6 Siehe auch www.start-international.org

7 Mancini A. Psychotraumatherapie und ihre Erweiterung durch die Anthroposophie. Der Merkurstab 2017;70(4):278-286. DOI: https://doi.org/10.14271/DMS-20818-DE.

8 Straube M. Versuch eines Konzepts der Traumatherapie. Der Merkurstab 2016;69(6):431-438. DOI: https://doi.org/10.14271/DMS-20709-DE.


Research news

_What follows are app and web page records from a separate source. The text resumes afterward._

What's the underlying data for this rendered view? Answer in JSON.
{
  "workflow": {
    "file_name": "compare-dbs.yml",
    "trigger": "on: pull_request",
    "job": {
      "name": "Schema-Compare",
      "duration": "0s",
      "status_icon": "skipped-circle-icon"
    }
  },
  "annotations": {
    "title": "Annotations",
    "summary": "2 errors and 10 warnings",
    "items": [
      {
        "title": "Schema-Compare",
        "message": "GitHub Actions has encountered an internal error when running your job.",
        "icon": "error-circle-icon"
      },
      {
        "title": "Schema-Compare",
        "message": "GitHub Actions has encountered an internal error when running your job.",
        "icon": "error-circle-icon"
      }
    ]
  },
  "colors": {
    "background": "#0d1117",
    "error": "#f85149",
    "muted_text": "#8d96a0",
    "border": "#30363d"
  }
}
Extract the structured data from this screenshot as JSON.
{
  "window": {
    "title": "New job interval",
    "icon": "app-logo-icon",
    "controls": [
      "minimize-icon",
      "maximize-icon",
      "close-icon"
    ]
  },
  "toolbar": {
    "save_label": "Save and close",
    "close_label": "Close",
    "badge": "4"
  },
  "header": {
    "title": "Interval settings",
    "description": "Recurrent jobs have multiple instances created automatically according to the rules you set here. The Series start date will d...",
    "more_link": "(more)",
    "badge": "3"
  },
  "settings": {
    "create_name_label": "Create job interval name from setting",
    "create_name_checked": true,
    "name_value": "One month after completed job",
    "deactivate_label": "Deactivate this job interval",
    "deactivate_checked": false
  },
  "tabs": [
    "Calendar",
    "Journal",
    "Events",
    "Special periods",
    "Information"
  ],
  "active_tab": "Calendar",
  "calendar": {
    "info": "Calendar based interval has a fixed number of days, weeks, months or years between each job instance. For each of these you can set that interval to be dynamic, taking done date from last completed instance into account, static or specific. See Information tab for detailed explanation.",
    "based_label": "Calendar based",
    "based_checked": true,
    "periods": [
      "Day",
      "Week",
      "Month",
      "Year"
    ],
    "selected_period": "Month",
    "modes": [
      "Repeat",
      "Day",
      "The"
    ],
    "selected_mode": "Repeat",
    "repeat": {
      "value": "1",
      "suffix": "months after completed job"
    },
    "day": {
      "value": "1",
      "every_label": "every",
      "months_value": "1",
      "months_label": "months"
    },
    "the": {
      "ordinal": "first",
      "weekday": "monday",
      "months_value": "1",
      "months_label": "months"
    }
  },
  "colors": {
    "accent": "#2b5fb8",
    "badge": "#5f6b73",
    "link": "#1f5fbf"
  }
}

Pilot study  on the clinical effect of yarrow liver compresses  
Liver compresses are commonly applied in integrative cancer treatment and are believed to have an energizing effect. A randomized pilot study was conducted to investigate the influence of yarrow liver compresses on the autonomic nervous system by analyzing heart rate variability in metastatic cancer patients undergoing radiotherapy and suffering from cancer-related fatigue. The study found that this application led to increased sympathetic activity during daytime in the intervention group, whereas in the control group, which did not receive any external application, increased parasympathetic activity. The study is open access:  
https://doi.org/10.1177/15347354221081253


Further information on Anthroposophic Medicine